      Rolls-Royce unveiled the £305,000 gas-guzzling British-built Phantom Drophead Coupe. Arguably the safest convertible in the world. With a kerb-weight of three tons, the massive 6.75 litre V12 engine will propel it from rest to 62mph in just 5.9 seconds. There is a claim that 17 miles to the gallon is achievable from this two-door four-seat convertible 'fast tank': 3 tons taken from 0 -> 62 in 5.9 seconds? More like 2-3mpg? Someone who can afford the RR in the first place is unlikely to be bothered by consumption figures. Exhaust emission would be vast. The six speed car develops 453 brake horse-power - about the same as five Ford Fiestas - though the top speed is being electronically limited to 149mph (why bother? - DA). Road wheels are claimed to run for 100 miles at 50mph when punctured - eliminating the need for a spare. A psychological trick: RR vehicles don't get punctures and don't need spares (you can imagine the salesman telling that one - DA!!). The problem is, of course, that the slow puncture carrying three tons won't be noticed until the tyre is dangerously flat.

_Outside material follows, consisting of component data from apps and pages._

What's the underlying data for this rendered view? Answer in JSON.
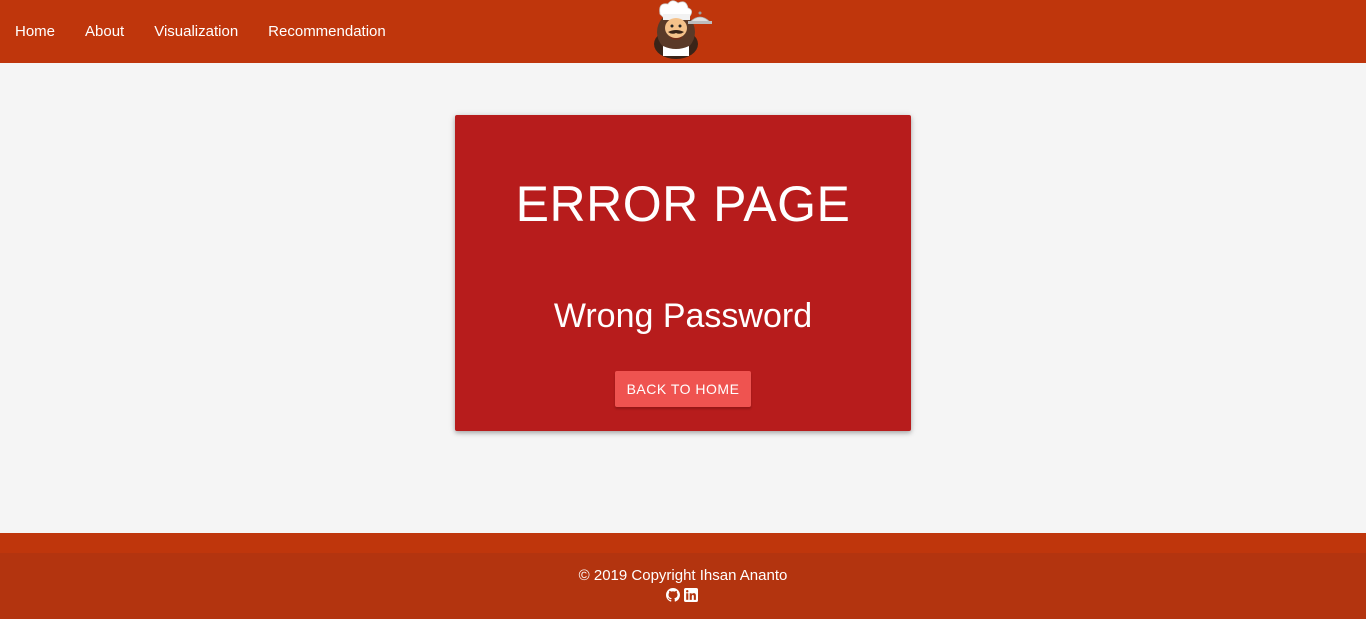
{
  "navbar": {
    "links": [
      "Home",
      "About",
      "Visualization",
      "Recommendation"
    ],
    "logo_icon": "chef-logo-icon",
    "background": "#bf360c"
  },
  "error": {
    "title": "ERROR PAGE",
    "message": "Wrong Password",
    "button_label": "BACK TO HOME",
    "card_color": "#b71c1c",
    "button_color": "#ef5350"
  },
  "footer": {
    "copyright": "© 2019 Copyright Ihsan Ananto",
    "icons": [
      "github-icon",
      "linkedin-icon"
    ]
  }
}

      This is not Conspiracy Theory, but simply
      an education in government economics

      70mph -> 80mph = 14.28% increase in speed and the kinetic energy (caused by motion) is given by ½mv². The energy is related to the square of the speed and ½m(70 x 70) = 2450 and ½m(80 x 80) = 3200. The dimensions for mass and velocity cancel out leaving the comparison simply between 2450 and 3200 that represents a 30.6% increase. The increase in speed has more than a doubling of the corresponding collision energy. The impact on crash is much greater and consequently the survivability of the higher speed crash is much less.